» Work instructions: Pull every line with "screenshot" from the material.
(Exercise input begins)
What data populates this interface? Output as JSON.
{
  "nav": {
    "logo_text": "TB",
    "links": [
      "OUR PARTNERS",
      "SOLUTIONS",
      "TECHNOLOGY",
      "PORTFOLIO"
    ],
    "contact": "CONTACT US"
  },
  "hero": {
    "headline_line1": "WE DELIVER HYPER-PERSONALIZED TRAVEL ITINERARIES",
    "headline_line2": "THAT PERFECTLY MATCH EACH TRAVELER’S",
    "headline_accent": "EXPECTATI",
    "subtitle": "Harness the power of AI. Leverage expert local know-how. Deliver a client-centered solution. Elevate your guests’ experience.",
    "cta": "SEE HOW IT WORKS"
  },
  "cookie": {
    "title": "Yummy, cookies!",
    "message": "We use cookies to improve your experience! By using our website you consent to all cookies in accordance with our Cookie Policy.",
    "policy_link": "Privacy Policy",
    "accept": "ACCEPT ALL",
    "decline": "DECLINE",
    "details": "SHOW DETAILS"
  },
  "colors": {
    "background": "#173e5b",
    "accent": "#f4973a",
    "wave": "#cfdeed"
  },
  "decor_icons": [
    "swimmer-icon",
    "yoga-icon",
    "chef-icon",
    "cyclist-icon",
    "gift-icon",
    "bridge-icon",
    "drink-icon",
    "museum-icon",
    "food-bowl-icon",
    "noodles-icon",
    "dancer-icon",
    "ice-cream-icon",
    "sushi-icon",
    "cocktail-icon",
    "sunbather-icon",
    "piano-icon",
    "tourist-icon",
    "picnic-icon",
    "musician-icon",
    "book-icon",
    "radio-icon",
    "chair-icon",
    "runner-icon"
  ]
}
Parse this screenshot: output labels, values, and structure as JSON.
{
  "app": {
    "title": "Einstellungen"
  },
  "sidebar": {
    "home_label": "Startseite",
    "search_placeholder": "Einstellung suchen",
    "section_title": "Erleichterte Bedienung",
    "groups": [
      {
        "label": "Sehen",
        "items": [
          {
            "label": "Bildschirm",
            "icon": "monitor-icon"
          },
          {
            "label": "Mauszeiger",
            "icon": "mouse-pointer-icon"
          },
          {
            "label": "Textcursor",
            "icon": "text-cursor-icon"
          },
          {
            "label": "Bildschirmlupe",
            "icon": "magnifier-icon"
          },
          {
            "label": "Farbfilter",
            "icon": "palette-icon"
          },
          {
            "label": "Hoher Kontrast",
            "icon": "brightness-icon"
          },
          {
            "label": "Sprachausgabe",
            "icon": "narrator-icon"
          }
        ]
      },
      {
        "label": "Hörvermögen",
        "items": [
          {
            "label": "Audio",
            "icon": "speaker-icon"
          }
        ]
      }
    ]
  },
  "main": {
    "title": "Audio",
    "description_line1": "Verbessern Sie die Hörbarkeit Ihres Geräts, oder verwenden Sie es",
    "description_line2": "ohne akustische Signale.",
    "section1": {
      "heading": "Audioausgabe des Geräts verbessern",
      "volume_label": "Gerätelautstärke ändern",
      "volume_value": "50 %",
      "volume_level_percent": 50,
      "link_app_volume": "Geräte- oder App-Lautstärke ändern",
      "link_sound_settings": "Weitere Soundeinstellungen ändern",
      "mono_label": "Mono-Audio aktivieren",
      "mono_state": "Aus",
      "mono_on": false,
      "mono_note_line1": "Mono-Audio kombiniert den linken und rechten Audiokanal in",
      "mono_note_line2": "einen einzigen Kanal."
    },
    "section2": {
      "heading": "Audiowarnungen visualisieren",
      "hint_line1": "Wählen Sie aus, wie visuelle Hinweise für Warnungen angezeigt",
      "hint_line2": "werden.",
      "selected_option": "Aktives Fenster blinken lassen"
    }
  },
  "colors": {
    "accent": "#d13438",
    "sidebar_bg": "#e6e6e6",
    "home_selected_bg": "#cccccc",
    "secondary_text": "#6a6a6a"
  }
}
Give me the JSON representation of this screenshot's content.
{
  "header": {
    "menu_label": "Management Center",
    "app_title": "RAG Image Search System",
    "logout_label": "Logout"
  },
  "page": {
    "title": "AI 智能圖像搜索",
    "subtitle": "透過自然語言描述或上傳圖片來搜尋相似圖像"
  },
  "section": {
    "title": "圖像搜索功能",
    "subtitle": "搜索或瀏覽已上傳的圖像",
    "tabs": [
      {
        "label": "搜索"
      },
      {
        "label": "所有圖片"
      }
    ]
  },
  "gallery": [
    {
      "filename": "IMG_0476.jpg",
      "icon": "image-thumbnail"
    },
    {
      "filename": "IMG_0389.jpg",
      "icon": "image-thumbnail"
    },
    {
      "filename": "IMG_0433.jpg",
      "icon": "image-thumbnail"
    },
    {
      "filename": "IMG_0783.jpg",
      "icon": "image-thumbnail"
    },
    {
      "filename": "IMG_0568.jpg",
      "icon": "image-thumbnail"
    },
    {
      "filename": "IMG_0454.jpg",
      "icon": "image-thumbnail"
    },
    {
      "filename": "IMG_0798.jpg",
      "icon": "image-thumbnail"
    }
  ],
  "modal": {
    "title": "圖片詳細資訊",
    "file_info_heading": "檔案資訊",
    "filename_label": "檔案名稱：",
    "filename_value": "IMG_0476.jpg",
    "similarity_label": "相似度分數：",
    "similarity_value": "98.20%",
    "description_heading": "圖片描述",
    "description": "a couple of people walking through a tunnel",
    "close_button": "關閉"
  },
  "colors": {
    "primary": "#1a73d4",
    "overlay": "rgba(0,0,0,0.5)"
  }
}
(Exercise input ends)
» Result below:
Parse this screenshot: output labels, values, and structure as JSON.
Give me the JSON representation of this screenshot's content.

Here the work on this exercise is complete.